Saturday, December 10, 2005
Mizuho Financial, Japan's second-biggest bank, said a typing error at its brokerage arm cost it at least ¥27 billion yen ($298 million)...A little more detail, for those of us who enjoy the suffering of others...
Mizuho's brokerage wrongly put an order to sell 610,000 shares for ¥1 each. It had intended to sell one share for ¥610,000... [Bloomberg]
... the Tokyo Stock Exchange is trying to prevent the brokerage from reneging on the transaction, TSE officials said Friday...Talk about cornering yourself in the market!
Due to a data entry mistake, Mizuho Securities placed an erroneous order Thursday morning to sell 610,000 shares of J-Com for 1 yen, instead of one share for 610,000 yen, during [J-Com's] debut on the TSE's startup market.
Since the size of the order is 42 times larger than J-Com's 14,500 outstanding shares, it was effectively a massive short-sell order and must be settled by delivery of the shares on the fourth market day from the order's placement.

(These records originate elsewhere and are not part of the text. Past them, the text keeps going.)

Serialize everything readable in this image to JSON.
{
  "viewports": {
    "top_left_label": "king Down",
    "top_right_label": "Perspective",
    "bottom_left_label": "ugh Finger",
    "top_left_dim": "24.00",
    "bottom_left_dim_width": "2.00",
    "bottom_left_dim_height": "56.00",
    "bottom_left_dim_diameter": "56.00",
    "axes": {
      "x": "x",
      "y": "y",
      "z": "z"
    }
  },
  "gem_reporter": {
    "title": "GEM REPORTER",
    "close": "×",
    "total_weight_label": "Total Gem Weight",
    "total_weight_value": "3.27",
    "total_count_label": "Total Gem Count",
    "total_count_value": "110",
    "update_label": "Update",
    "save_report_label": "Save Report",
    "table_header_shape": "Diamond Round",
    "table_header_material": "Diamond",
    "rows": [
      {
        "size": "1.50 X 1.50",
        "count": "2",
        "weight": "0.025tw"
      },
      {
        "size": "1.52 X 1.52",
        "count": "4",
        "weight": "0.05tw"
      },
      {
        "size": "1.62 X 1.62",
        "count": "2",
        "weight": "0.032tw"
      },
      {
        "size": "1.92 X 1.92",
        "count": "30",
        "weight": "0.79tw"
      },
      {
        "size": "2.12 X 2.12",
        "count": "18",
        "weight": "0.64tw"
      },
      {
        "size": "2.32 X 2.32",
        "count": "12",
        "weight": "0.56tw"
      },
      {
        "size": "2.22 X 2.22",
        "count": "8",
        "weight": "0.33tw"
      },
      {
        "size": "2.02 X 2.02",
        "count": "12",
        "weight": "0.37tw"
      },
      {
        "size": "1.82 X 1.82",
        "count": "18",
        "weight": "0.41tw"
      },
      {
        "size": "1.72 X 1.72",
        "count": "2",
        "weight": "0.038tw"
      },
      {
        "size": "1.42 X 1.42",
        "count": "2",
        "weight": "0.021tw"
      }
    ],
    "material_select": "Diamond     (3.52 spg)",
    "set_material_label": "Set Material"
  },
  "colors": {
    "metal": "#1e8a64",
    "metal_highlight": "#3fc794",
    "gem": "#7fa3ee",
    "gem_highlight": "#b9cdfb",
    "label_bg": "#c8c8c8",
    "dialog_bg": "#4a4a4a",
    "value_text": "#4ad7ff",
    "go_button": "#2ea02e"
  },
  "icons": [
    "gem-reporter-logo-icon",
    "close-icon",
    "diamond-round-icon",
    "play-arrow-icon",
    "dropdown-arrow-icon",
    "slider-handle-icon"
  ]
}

The order remained valid as of Friday...
Sure, at one yen per share -- less than a US penny -- why not buy?
Morgan Stanley Japan reported to the Finance Ministry the same day that it acquired a 31.19 percent stake in J-Com Co. ... the U.S.-affiliated brokerage bought 4,522 J-Com shares Thursday when the recruitment agency went public on the Mothers market.
It is also believed that many individual investors, including day traders, jumped on the bandwagon and bought J-Com shares after the erroneous order was placed...
[The TSE is considering imposing a "forced settlement"] to set a certain price for a J-Com share that is higher than the investors' purchasing price and forcibly settle the deal by paying investors in cash ... -- the first such action in 55 years -- to preserve trust in the stock market.You know, typing really is an underappreciated skill.
Mizuho Securities would shoulder the full cost of the forcible settlement plan, in which case its losses could mount further, industry insiders said... [Japan Times]